SB 893, An Act Concerning A Pilot Program For Hemp Production, requires the Department of Agriculture to adopt regulations establishing an industrial hemp pilot program in Connecticut in accordance with federal law. The pilot program will support activities relating to the growth, cultivation, and marketing of the crop.
“With this program, farmers will have the opportunity to bolster their profits with hemp, and veteran and first-time farmers alike will be attracted to a new and growing market that will offer crop diversification, increased revenue, and expertise in an expanding field,” said Governor Lamont, who praised both chambers for their unanimous, bipartisan support of the legislation.
Connecticut Department of Agriculture Commissioner Brian Hurlburt is very happy with the result, stating hemp can stabilize the state’s agricultural economy and bring new farmers into the fold, while providing the state’s residents with a locally grown product.
Previously, only universities and the state agriculture department were allowed to grow hemp in Connecticut. Up until this point (and into the near future), the only grower of hemp in state has been the University of Connecticut. The University has also been running a related course that has proven very popular; Horticulture of Cannabis: From Seed to Harvest, which was developed by adjunct faculty member Matthew Debacco with assistance from Dr. Gerry Berkowitz.
Connecticut Farmers Eager To Get Started
The Department says it will be publishing application forms, compliance documents and an FAQ on industrial hemp in the near future. No doubt there will be plenty of farmers hoping that happens as soon as possible, as the state’s hemp growing season starts in June – less than 3 weeks away. While the legislation notes the Commissioner of Agriculture is required to adopt regulations no later than July 1, 2020, that doesn’t stop the Commissioner from getting things happening much earlier.
A complication though is a requirement for states to submit plans to the USDA before steaming ahead, per the 2018 Farm Bill. However, the state can still operate a program under the 2014 Farm Bill until that’s done and stay sweet with the feds.
Trivia – it appears it was once a requirement to grow hemp in the state.
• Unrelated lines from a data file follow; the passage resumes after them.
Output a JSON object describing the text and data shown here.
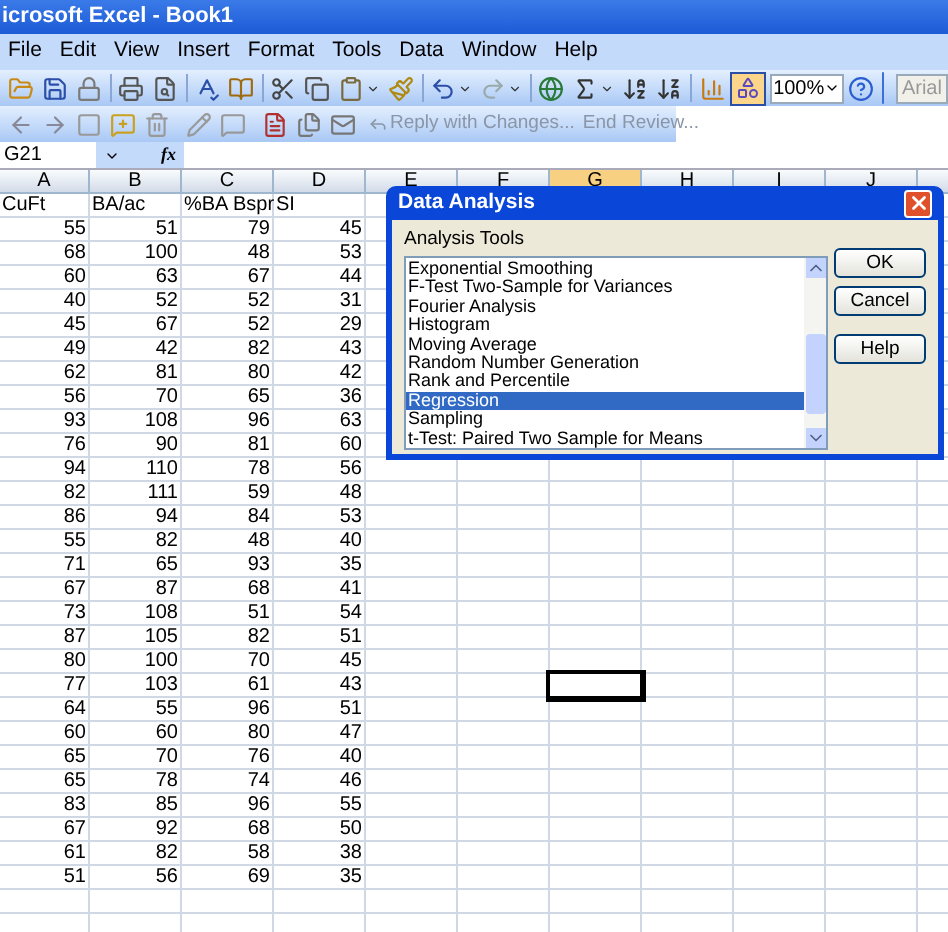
{
  "window": {
    "title": "icrosoft Excel - Book1"
  },
  "menu": [
    "File",
    "Edit",
    "View",
    "Insert",
    "Format",
    "Tools",
    "Data",
    "Window",
    "Help"
  ],
  "toolbar": {
    "zoom": "100%",
    "font": "Arial"
  },
  "reviewing_toolbar": {
    "reply": "Reply with Changes...",
    "end_review": "End Review..."
  },
  "formula_bar": {
    "name_box": "G21",
    "function_label": "fx"
  },
  "sheet": {
    "columns": [
      {
        "label": "A",
        "selected": false
      },
      {
        "label": "B",
        "selected": false
      },
      {
        "label": "C",
        "selected": false
      },
      {
        "label": "D",
        "selected": false
      },
      {
        "label": "E",
        "selected": false
      },
      {
        "label": "F",
        "selected": false
      },
      {
        "label": "G",
        "selected": true
      },
      {
        "label": "H",
        "selected": false
      },
      {
        "label": "I",
        "selected": false
      },
      {
        "label": "J",
        "selected": false
      }
    ],
    "header_row": [
      "CuFt",
      "BA/ac",
      "%BA Bspr",
      "SI"
    ],
    "rows": [
      {
        "cells": [
          "55",
          "51",
          "79",
          "45"
        ],
        "selected": false
      },
      {
        "cells": [
          "68",
          "100",
          "48",
          "53"
        ],
        "selected": false
      },
      {
        "cells": [
          "60",
          "63",
          "67",
          "44"
        ],
        "selected": false
      },
      {
        "cells": [
          "40",
          "52",
          "52",
          "31"
        ],
        "selected": false
      },
      {
        "cells": [
          "45",
          "67",
          "52",
          "29"
        ],
        "selected": false
      },
      {
        "cells": [
          "49",
          "42",
          "82",
          "43"
        ],
        "selected": false
      },
      {
        "cells": [
          "62",
          "81",
          "80",
          "42"
        ],
        "selected": false
      },
      {
        "cells": [
          "56",
          "70",
          "65",
          "36"
        ],
        "selected": false
      },
      {
        "cells": [
          "93",
          "108",
          "96",
          "63"
        ],
        "selected": false
      },
      {
        "cells": [
          "76",
          "90",
          "81",
          "60"
        ],
        "selected": false
      },
      {
        "cells": [
          "94",
          "110",
          "78",
          "56"
        ],
        "selected": false
      },
      {
        "cells": [
          "82",
          "111",
          "59",
          "48"
        ],
        "selected": false
      },
      {
        "cells": [
          "86",
          "94",
          "84",
          "53"
        ],
        "selected": false
      },
      {
        "cells": [
          "55",
          "82",
          "48",
          "40"
        ],
        "selected": false
      },
      {
        "cells": [
          "71",
          "65",
          "93",
          "35"
        ],
        "selected": false
      },
      {
        "cells": [
          "67",
          "87",
          "68",
          "41"
        ],
        "selected": false
      },
      {
        "cells": [
          "73",
          "108",
          "51",
          "54"
        ],
        "selected": false
      },
      {
        "cells": [
          "87",
          "105",
          "82",
          "51"
        ],
        "selected": false
      },
      {
        "cells": [
          "80",
          "100",
          "70",
          "45"
        ],
        "selected": false
      },
      {
        "cells": [
          "77",
          "103",
          "61",
          "43"
        ],
        "selected": true
      },
      {
        "cells": [
          "64",
          "55",
          "96",
          "51"
        ],
        "selected": false
      },
      {
        "cells": [
          "60",
          "60",
          "80",
          "47"
        ],
        "selected": false
      },
      {
        "cells": [
          "65",
          "70",
          "76",
          "40"
        ],
        "selected": false
      },
      {
        "cells": [
          "65",
          "78",
          "74",
          "46"
        ],
        "selected": false
      },
      {
        "cells": [
          "83",
          "85",
          "96",
          "55"
        ],
        "selected": false
      },
      {
        "cells": [
          "67",
          "92",
          "68",
          "50"
        ],
        "selected": false
      },
      {
        "cells": [
          "61",
          "82",
          "58",
          "38"
        ],
        "selected": false
      },
      {
        "cells": [
          "51",
          "56",
          "69",
          "35"
        ],
        "selected": false
      }
    ]
  },
  "dialog": {
    "title": "Data Analysis",
    "list_label": "Analysis Tools",
    "items": [
      {
        "label": "Exponential Smoothing",
        "selected": false
      },
      {
        "label": "F-Test Two-Sample for Variances",
        "selected": false
      },
      {
        "label": "Fourier Analysis",
        "selected": false
      },
      {
        "label": "Histogram",
        "selected": false
      },
      {
        "label": "Moving Average",
        "selected": false
      },
      {
        "label": "Random Number Generation",
        "selected": false
      },
      {
        "label": "Rank and Percentile",
        "selected": false
      },
      {
        "label": "Regression",
        "selected": true
      },
      {
        "label": "Sampling",
        "selected": false
      },
      {
        "label": "t-Test: Paired Two Sample for Means",
        "selected": false
      }
    ],
    "buttons": [
      "OK",
      "Cancel",
      "Help"
    ]
  }
}
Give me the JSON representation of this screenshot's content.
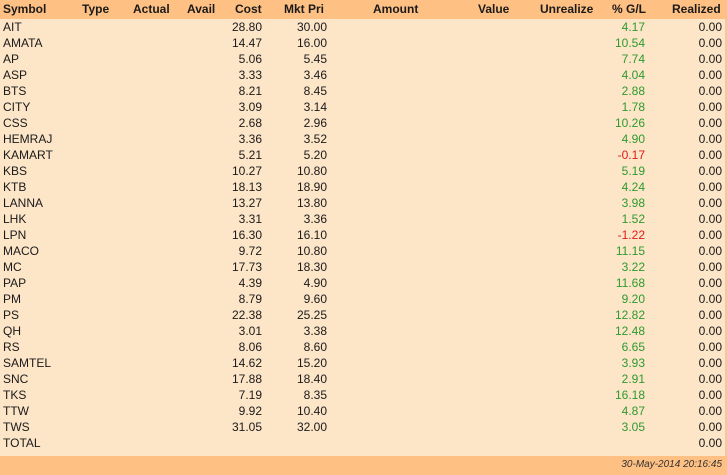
{
  "columns": {
    "symbol": "Symbol",
    "type": "Type",
    "actual": "Actual",
    "avail": "Avail",
    "cost": "Cost",
    "mkt_price": "Mkt Pri",
    "amount": "Amount",
    "value": "Value",
    "unrealize": "Unrealize",
    "pct_gl": "% G/L",
    "realized": "Realized"
  },
  "rows": [
    {
      "symbol": "AIT",
      "cost": "28.80",
      "mkt": "30.00",
      "pct": "4.17",
      "realized": "0.00",
      "sign": "pos"
    },
    {
      "symbol": "AMATA",
      "cost": "14.47",
      "mkt": "16.00",
      "pct": "10.54",
      "realized": "0.00",
      "sign": "pos"
    },
    {
      "symbol": "AP",
      "cost": "5.06",
      "mkt": "5.45",
      "pct": "7.74",
      "realized": "0.00",
      "sign": "pos"
    },
    {
      "symbol": "ASP",
      "cost": "3.33",
      "mkt": "3.46",
      "pct": "4.04",
      "realized": "0.00",
      "sign": "pos"
    },
    {
      "symbol": "BTS",
      "cost": "8.21",
      "mkt": "8.45",
      "pct": "2.88",
      "realized": "0.00",
      "sign": "pos"
    },
    {
      "symbol": "CITY",
      "cost": "3.09",
      "mkt": "3.14",
      "pct": "1.78",
      "realized": "0.00",
      "sign": "pos"
    },
    {
      "symbol": "CSS",
      "cost": "2.68",
      "mkt": "2.96",
      "pct": "10.26",
      "realized": "0.00",
      "sign": "pos"
    },
    {
      "symbol": "HEMRAJ",
      "cost": "3.36",
      "mkt": "3.52",
      "pct": "4.90",
      "realized": "0.00",
      "sign": "pos"
    },
    {
      "symbol": "KAMART",
      "cost": "5.21",
      "mkt": "5.20",
      "pct": "-0.17",
      "realized": "0.00",
      "sign": "neg"
    },
    {
      "symbol": "KBS",
      "cost": "10.27",
      "mkt": "10.80",
      "pct": "5.19",
      "realized": "0.00",
      "sign": "pos"
    },
    {
      "symbol": "KTB",
      "cost": "18.13",
      "mkt": "18.90",
      "pct": "4.24",
      "realized": "0.00",
      "sign": "pos"
    },
    {
      "symbol": "LANNA",
      "cost": "13.27",
      "mkt": "13.80",
      "pct": "3.98",
      "realized": "0.00",
      "sign": "pos"
    },
    {
      "symbol": "LHK",
      "cost": "3.31",
      "mkt": "3.36",
      "pct": "1.52",
      "realized": "0.00",
      "sign": "pos"
    },
    {
      "symbol": "LPN",
      "cost": "16.30",
      "mkt": "16.10",
      "pct": "-1.22",
      "realized": "0.00",
      "sign": "neg"
    },
    {
      "symbol": "MACO",
      "cost": "9.72",
      "mkt": "10.80",
      "pct": "11.15",
      "realized": "0.00",
      "sign": "pos"
    },
    {
      "symbol": "MC",
      "cost": "17.73",
      "mkt": "18.30",
      "pct": "3.22",
      "realized": "0.00",
      "sign": "pos"
    },
    {
      "symbol": "PAP",
      "cost": "4.39",
      "mkt": "4.90",
      "pct": "11.68",
      "realized": "0.00",
      "sign": "pos"
    },
    {
      "symbol": "PM",
      "cost": "8.79",
      "mkt": "9.60",
      "pct": "9.20",
      "realized": "0.00",
      "sign": "pos"
    },
    {
      "symbol": "PS",
      "cost": "22.38",
      "mkt": "25.25",
      "pct": "12.82",
      "realized": "0.00",
      "sign": "pos"
    },
    {
      "symbol": "QH",
      "cost": "3.01",
      "mkt": "3.38",
      "pct": "12.48",
      "realized": "0.00",
      "sign": "pos"
    },
    {
      "symbol": "RS",
      "cost": "8.06",
      "mkt": "8.60",
      "pct": "6.65",
      "realized": "0.00",
      "sign": "pos"
    },
    {
      "symbol": "SAMTEL",
      "cost": "14.62",
      "mkt": "15.20",
      "pct": "3.93",
      "realized": "0.00",
      "sign": "pos"
    },
    {
      "symbol": "SNC",
      "cost": "17.88",
      "mkt": "18.40",
      "pct": "2.91",
      "realized": "0.00",
      "sign": "pos"
    },
    {
      "symbol": "TKS",
      "cost": "7.19",
      "mkt": "8.35",
      "pct": "16.18",
      "realized": "0.00",
      "sign": "pos"
    },
    {
      "symbol": "TTW",
      "cost": "9.92",
      "mkt": "10.40",
      "pct": "4.87",
      "realized": "0.00",
      "sign": "pos"
    },
    {
      "symbol": "TWS",
      "cost": "31.05",
      "mkt": "32.00",
      "pct": "3.05",
      "realized": "0.00",
      "sign": "pos"
    }
  ],
  "total": {
    "label": "TOTAL",
    "realized": "0.00"
  },
  "footer": {
    "timestamp": "30-May-2014 20:16:45"
  },
  "colors": {
    "header_bg": "#ffc083",
    "body_bg": "#fde5c8",
    "gain": "#2e9a2e",
    "loss": "#e01a1a"
  }
}
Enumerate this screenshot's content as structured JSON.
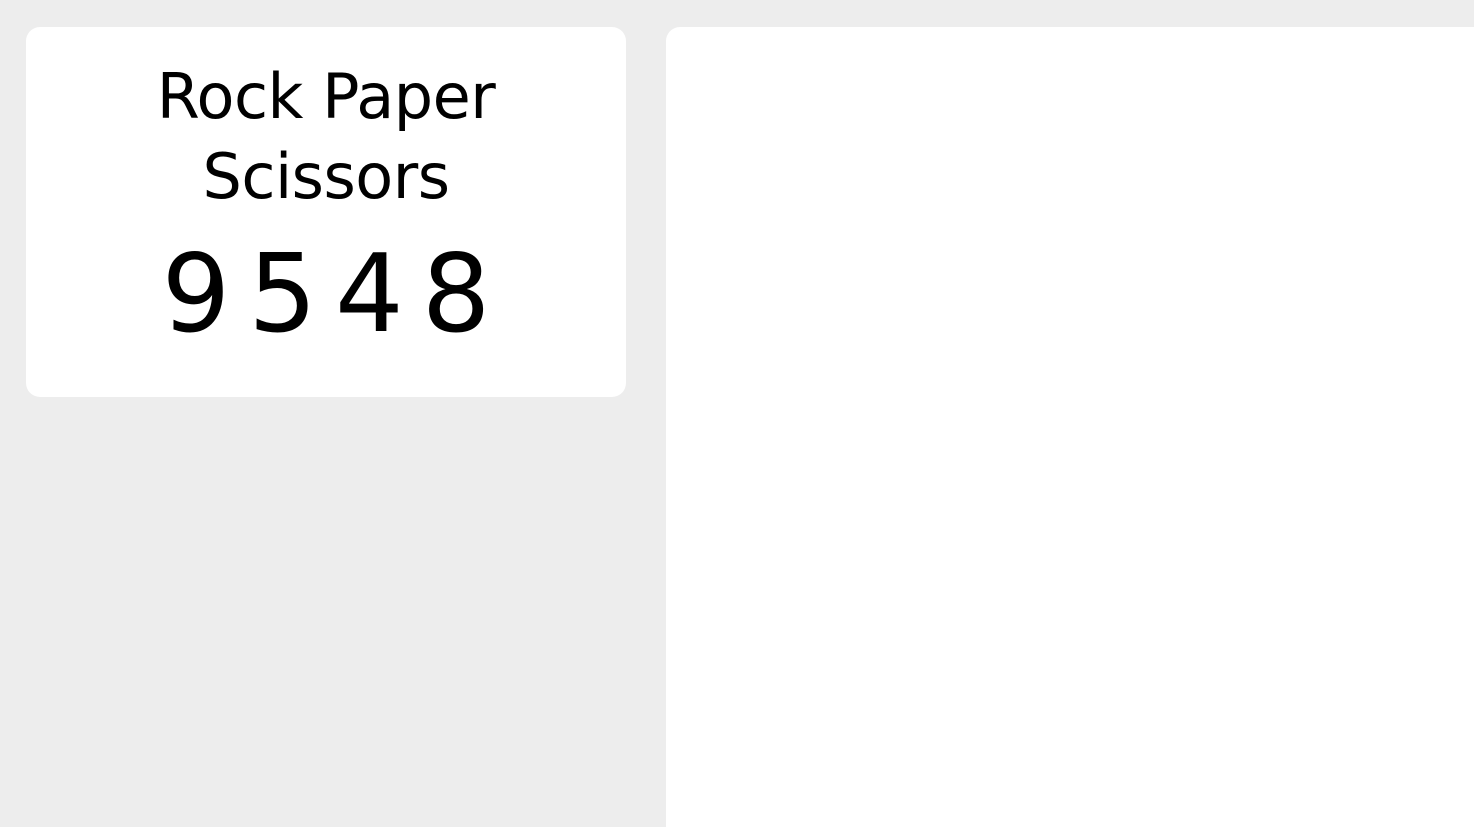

According to this document stored on Archive.org:
“In 1640, (15. pp. 61, 64, 79), every family was required to get and plant at least one spoonful of English hemp seed in good soil, at least a foot between each seed “and tend it in husbandly manner.””